(Stored dataset items)
○ ○ ○

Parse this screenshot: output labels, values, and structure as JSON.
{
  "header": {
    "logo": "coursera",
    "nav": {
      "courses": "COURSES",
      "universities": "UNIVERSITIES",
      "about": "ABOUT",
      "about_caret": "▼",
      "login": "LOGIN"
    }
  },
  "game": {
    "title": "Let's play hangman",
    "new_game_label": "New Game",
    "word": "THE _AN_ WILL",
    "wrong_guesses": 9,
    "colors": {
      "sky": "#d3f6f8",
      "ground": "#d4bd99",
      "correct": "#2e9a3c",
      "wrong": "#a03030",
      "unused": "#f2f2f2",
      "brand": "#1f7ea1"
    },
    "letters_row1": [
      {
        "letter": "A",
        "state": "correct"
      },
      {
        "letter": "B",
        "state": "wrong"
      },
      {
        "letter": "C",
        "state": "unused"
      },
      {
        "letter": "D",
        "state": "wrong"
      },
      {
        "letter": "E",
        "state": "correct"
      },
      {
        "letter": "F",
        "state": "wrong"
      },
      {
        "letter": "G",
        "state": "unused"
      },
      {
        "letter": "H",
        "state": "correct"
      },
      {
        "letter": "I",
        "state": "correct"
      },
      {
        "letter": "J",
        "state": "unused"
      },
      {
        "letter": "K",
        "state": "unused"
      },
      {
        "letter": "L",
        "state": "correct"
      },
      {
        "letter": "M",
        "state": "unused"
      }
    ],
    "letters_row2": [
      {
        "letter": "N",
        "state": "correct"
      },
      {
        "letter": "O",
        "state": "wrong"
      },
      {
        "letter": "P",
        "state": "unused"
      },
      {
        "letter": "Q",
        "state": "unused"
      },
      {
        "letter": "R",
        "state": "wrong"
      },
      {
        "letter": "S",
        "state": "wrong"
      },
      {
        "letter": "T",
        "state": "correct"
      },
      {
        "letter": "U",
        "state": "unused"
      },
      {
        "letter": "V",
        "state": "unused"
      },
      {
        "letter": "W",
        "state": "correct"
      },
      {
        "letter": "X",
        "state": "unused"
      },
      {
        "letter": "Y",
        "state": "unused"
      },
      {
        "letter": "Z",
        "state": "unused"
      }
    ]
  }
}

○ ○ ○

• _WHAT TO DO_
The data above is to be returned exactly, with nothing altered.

• _OUTPUT OF THE TASK_
Parse this screenshot: output labels, values, and structure as JSON.
{
  "header": {
    "logo": "coursera",
    "nav": {
      "courses": "COURSES",
      "universities": "UNIVERSITIES",
      "about": "ABOUT",
      "about_caret": "▼",
      "login": "LOGIN"
    }
  },
  "game": {
    "title": "Let's play hangman",
    "new_game_label": "New Game",
    "word": "THE _AN_ WILL",
    "wrong_guesses": 9,
    "colors": {
      "sky": "#d3f6f8",
      "ground": "#d4bd99",
      "correct": "#2e9a3c",
      "wrong": "#a03030",
      "unused": "#f2f2f2",
      "brand": "#1f7ea1"
    },
    "letters_row1": [
      {
        "letter": "A",
        "state": "correct"
      },
      {
        "letter": "B",
        "state": "wrong"
      },
      {
        "letter": "C",
        "state": "unused"
      },
      {
        "letter": "D",
        "state": "wrong"
      },
      {
        "letter": "E",
        "state": "correct"
      },
      {
        "letter": "F",
        "state": "wrong"
      },
      {
        "letter": "G",
        "state": "unused"
      },
      {
        "letter": "H",
        "state": "correct"
      },
      {
        "letter": "I",
        "state": "correct"
      },
      {
        "letter": "J",
        "state": "unused"
      },
      {
        "letter": "K",
        "state": "unused"
      },
      {
        "letter": "L",
        "state": "correct"
      },
      {
        "letter": "M",
        "state": "unused"
      }
    ],
    "letters_row2": [
      {
        "letter": "N",
        "state": "correct"
      },
      {
        "letter": "O",
        "state": "wrong"
      },
      {
        "letter": "P",
        "state": "unused"
      },
      {
        "letter": "Q",
        "state": "unused"
      },
      {
        "letter": "R",
        "state": "wrong"
      },
      {
        "letter": "S",
        "state": "wrong"
      },
      {
        "letter": "T",
        "state": "correct"
      },
      {
        "letter": "U",
        "state": "unused"
      },
      {
        "letter": "V",
        "state": "unused"
      },
      {
        "letter": "W",
        "state": "correct"
      },
      {
        "letter": "X",
        "state": "unused"
      },
      {
        "letter": "Y",
        "state": "unused"
      },
      {
        "letter": "Z",
        "state": "unused"
      }
    ]
  }
}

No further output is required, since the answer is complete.